◆ **WHAT IS NEEDED**
Please write out exactly the lines that begin at the line containing "Transcribe this image's" and run to the end of the records.

◆ **EXERCISE MATERIAL**
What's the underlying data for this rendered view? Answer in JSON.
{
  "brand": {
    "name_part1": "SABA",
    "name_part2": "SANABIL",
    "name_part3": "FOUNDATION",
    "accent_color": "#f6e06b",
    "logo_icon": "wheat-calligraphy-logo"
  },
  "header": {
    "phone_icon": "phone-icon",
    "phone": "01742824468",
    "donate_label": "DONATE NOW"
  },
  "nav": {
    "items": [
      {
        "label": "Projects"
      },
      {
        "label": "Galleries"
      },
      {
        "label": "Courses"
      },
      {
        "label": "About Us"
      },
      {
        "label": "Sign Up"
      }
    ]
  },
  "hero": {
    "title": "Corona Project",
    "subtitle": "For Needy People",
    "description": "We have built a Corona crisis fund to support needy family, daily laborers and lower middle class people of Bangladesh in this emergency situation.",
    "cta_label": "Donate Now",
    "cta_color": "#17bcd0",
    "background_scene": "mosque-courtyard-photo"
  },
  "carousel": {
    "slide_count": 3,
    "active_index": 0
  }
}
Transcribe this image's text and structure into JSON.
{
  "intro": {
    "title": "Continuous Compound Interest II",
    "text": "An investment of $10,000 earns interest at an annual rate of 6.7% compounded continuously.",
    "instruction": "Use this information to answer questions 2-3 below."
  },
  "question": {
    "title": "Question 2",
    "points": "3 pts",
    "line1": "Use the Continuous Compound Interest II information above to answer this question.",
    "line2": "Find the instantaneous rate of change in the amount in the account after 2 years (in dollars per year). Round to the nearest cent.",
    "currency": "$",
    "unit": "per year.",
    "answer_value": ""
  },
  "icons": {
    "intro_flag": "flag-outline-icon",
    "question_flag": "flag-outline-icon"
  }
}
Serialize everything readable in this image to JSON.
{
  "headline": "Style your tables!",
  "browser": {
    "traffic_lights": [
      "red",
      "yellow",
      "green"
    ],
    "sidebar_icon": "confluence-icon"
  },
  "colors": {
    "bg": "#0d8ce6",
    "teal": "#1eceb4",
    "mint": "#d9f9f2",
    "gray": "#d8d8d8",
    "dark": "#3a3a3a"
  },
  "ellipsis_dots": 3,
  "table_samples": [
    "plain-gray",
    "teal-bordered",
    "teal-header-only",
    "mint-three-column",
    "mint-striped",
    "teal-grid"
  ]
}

◆ **THE ANSWER**
Transcribe this image's text and structure into JSON.
{
  "intro": {
    "title": "Continuous Compound Interest II",
    "text": "An investment of $10,000 earns interest at an annual rate of 6.7% compounded continuously.",
    "instruction": "Use this information to answer questions 2-3 below."
  },
  "question": {
    "title": "Question 2",
    "points": "3 pts",
    "line1": "Use the Continuous Compound Interest II information above to answer this question.",
    "line2": "Find the instantaneous rate of change in the amount in the account after 2 years (in dollars per year). Round to the nearest cent.",
    "currency": "$",
    "unit": "per year.",
    "answer_value": ""
  },
  "icons": {
    "intro_flag": "flag-outline-icon",
    "question_flag": "flag-outline-icon"
  }
}
Serialize everything readable in this image to JSON.
{
  "headline": "Style your tables!",
  "browser": {
    "traffic_lights": [
      "red",
      "yellow",
      "green"
    ],
    "sidebar_icon": "confluence-icon"
  },
  "colors": {
    "bg": "#0d8ce6",
    "teal": "#1eceb4",
    "mint": "#d9f9f2",
    "gray": "#d8d8d8",
    "dark": "#3a3a3a"
  },
  "ellipsis_dots": 3,
  "table_samples": [
    "plain-gray",
    "teal-bordered",
    "teal-header-only",
    "mint-three-column",
    "mint-striped",
    "teal-grid"
  ]
}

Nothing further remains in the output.